Just one word: "Plastics," as they said in the 1960s film "The Graduate." All The Wall Street Journal has to do is say GE is close to selling its plastics unit, and Wall Street has gotten over yesterday's sulk over macroeconomic news that raised doubts about an interest-rate cut. More data - this time on consumer sentiment - is coming after the opening, but in light of the economic resilience shown yesterday, the market doesn't seem to care if declining home values and rising oil prices have caused us all to take a break from shopping.
Oil itself seems to be taking something of a breather after yesterday's rally on fears that new problems at U.S. refineries could constrict already low gasoline inventories. London Brent is hovering around $70 a barrel, while U.S. crude is up about $65.
The dollar is at a three-month high against the yen. U.S. Treasuries are up after a series of declines, but gains are limited after the Chinese central bank said it would raise interest rates. In M&A, romance - or acquisitiveness - is certainly in the air. A source says Cadbury Schweppes' beverage business, which includes Dr Pepper and Snapple, has attracted 12 potential suitors.
And The Wall Street Journal says Royal Bank of Scotland is in talks with Bank of America over a deal on LaSalle, the ABN AMRO unit at the center of the battle for control of the Dutch company.
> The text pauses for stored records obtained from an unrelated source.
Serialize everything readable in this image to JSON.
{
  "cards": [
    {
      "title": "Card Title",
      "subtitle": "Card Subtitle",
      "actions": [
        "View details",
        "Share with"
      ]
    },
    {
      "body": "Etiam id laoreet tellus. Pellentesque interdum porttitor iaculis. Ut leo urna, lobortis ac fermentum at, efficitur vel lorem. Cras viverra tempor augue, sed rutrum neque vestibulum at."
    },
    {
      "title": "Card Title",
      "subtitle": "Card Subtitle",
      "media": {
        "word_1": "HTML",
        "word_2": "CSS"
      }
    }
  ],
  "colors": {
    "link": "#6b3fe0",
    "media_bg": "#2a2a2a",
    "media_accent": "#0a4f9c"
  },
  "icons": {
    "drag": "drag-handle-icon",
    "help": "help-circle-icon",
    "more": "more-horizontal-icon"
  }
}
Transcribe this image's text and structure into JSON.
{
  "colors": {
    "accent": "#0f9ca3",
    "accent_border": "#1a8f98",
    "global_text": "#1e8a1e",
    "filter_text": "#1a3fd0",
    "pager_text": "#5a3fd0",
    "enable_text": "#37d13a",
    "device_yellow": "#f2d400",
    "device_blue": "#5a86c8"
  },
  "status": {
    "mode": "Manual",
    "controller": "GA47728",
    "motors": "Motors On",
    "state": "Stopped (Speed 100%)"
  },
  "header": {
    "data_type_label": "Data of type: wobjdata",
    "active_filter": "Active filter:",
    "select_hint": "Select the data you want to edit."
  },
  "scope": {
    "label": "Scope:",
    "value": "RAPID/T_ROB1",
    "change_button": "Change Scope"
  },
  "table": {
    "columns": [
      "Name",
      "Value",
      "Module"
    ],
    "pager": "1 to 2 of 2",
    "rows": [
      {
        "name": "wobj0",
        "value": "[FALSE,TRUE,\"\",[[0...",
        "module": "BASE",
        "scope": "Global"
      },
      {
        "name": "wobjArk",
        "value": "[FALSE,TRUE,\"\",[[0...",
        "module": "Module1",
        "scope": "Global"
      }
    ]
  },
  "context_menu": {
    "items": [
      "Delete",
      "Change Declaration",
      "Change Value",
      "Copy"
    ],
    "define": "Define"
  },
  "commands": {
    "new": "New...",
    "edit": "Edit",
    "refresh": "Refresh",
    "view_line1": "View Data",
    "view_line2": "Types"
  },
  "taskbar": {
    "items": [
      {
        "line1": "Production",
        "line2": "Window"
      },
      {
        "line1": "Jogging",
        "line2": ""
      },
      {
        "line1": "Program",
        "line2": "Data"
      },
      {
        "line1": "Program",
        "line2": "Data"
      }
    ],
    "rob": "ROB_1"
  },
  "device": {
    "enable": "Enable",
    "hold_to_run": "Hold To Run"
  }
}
Finally, don't shed any tears for Donald Trump over the uncertain fate of his show, "The Apprentice." Shares of his Trump Entertainment, which has been looking at strategic options, are way up after the casino company said late yesterday that it had received what it modestly calls indications of interest.
Lisa Von Ahn - Editor